January - August 2017
SpaceX is revolutionizing terrestrial transportation through its Hyperloop services. The company currently provides these services to innovators and universities across the world interested in high-speed transportation technology and solutions. The Hyperloop system built by SpaceX at its headquarters in Hawthorne, California, is approximately one mile in length with a six foot outer diameter.
SpaceX announced the Hyperloop Pod Competition in 2015. The competition’s goal is to support the development of functional prototypes and encourage innovation by challenging student teams to design and build the best high-speed Pod. The first three competitions were held in January 2017, August 2017, and July 2018, and were the first of their kind anywhere in the world.
I became involved in Northeastern’s hyperloop team in April of 2016, and spent the rest of that year voraciously learning the ins and outs of the aerospace and automotive engineering involved in a project of this type.

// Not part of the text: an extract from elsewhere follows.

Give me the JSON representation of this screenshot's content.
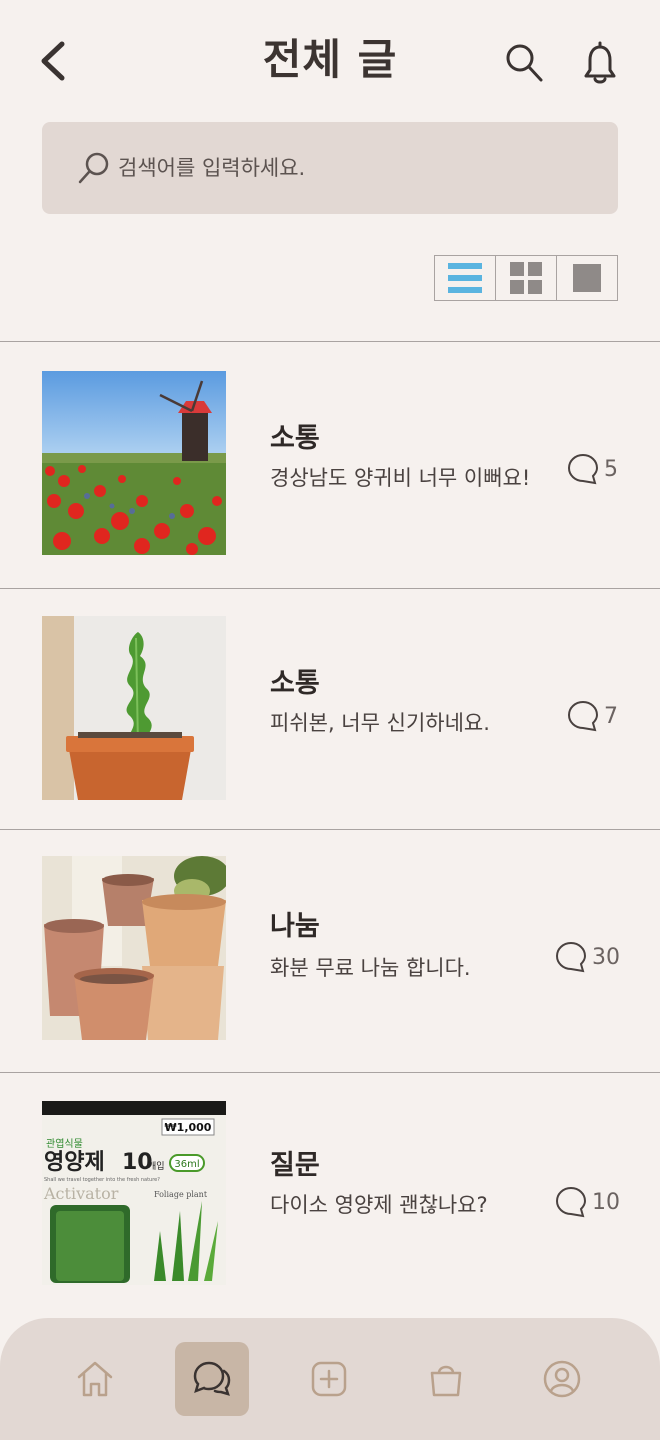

After testing successfully at the January 2017 competition, we decided to redesign and retrofit nearly all of our vehicles systems from the ground up to be lighter, safer, and more effective.

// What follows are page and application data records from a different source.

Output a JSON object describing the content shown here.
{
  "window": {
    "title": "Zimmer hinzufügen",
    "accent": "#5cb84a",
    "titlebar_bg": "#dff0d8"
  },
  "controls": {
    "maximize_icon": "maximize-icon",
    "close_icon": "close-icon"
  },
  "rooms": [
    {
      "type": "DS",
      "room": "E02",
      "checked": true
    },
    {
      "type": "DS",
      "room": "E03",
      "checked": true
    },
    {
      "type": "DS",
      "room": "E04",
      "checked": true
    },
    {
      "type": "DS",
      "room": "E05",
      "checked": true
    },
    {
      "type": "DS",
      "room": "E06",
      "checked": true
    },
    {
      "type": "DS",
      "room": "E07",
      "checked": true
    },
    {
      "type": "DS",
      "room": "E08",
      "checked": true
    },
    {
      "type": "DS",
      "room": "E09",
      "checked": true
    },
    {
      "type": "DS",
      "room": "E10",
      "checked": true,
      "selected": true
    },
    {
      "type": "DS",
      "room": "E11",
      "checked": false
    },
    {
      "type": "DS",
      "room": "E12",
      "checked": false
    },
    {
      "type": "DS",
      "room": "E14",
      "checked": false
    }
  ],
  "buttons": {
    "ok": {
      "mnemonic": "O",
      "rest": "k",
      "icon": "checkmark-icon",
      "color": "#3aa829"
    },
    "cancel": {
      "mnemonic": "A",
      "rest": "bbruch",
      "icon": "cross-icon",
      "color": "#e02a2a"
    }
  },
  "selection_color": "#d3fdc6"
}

I was responsible for the design and implementation of a new and improved braking system. Navigating budget constraints and manufacturing limitations while still meeting the design requirements of stopping the 1,800lb vehicle from 185 mph was certainly a challenge.
We figured out design constraints and performance requirements for the system and then worked back from there brainstorming designs and researching components. Our initial design involved braking about the vertical web of the rail, but due to packaging constraints introduced by the new suspension system we later transitioned to a topology that clamped onto the top flange.
Because of the dynamics of such a large vehicle and the tight tolerances to the rail required for a compact and effective braking system, a method needed to be devised to decouple the brakes from the vehicle in all but the direction of deceleration (-x). After exploring designs with linear roller bearings, ball-and-socket linkages, and large nylon ropes, we came to our final design of mirrored 4-bar linkages, which allowed for 1 main degree of freedom vertically, with some lateral flexibility due to linkage construction. The linkage arms had opposing "turnbuckle-style" threads on each end, which allowed for fine adjustment of each link length to align each module with the rail.
The modules were constrained to the rail laterally using rollerblade wheels with eccentric bushings (for adjustability), and vertically with skateboard wheels. The 50 lb modules were each suspended from the frame with nylon shock cords, which reduced the load on the vertical wheels to about 5 lbs, which was much more manageable at the 30,000 rpm that they would see at the design speed of 185 mph.
We selected 4" pancake cylinders to actuate the pads, and the frictional load (bending load on pistons) was supported by spring-loaded self-aligning linear PTFE sleeve bearings on precision ground shafts.
The attachment to the pod chassis was designed with ease of installation and removability in mind, and took advantage of "drill template" mounting blocks with compliant shims, allowing for the crossbars to be dialed in to parallel, improving the likelihood of success of the in-situ retrofit.
Throughout the design process, we did a lot of quick structural FEA studies to check our designs and inform material selections, and then ultimately did a thorough final analysis suite for the safety package submitted to SpaceX. We put particular care into the parts that were not easily tested under their full dynamic loads or that did not have manufacturer specifications for our particular use case - the heat-treated steel housing and the Wilwood Polymatrix Q brake pads.
Being on an internship over the summer as well, I was not able to help out during the day with manufacturing, which made for an opportunity to create really effective manufacturing drawings for the 11 unique manufactured parts.
All the parts got machined, assembled, tested, and integrated onto the vehicle in 4 weeks, in time for full system testing and shipping to LA for the competition.
The brakes worked as designed during our high-speed run, awarding us 2nd place internationally. We were accelerated to 63 mph by SpaceX before coasting on our levitation system and activating the brakes, slowing the 1,800 lb vehicle to a controlled stop at 1G.
In addition to designing the braking system, I played a key role in coordinating the efforts of the mechanical and electrical teams to ensure things worked seamlessly, contributed to safety documentation of Standard Operating Procedures, and led all high-pressure fill operations on SpaceX property.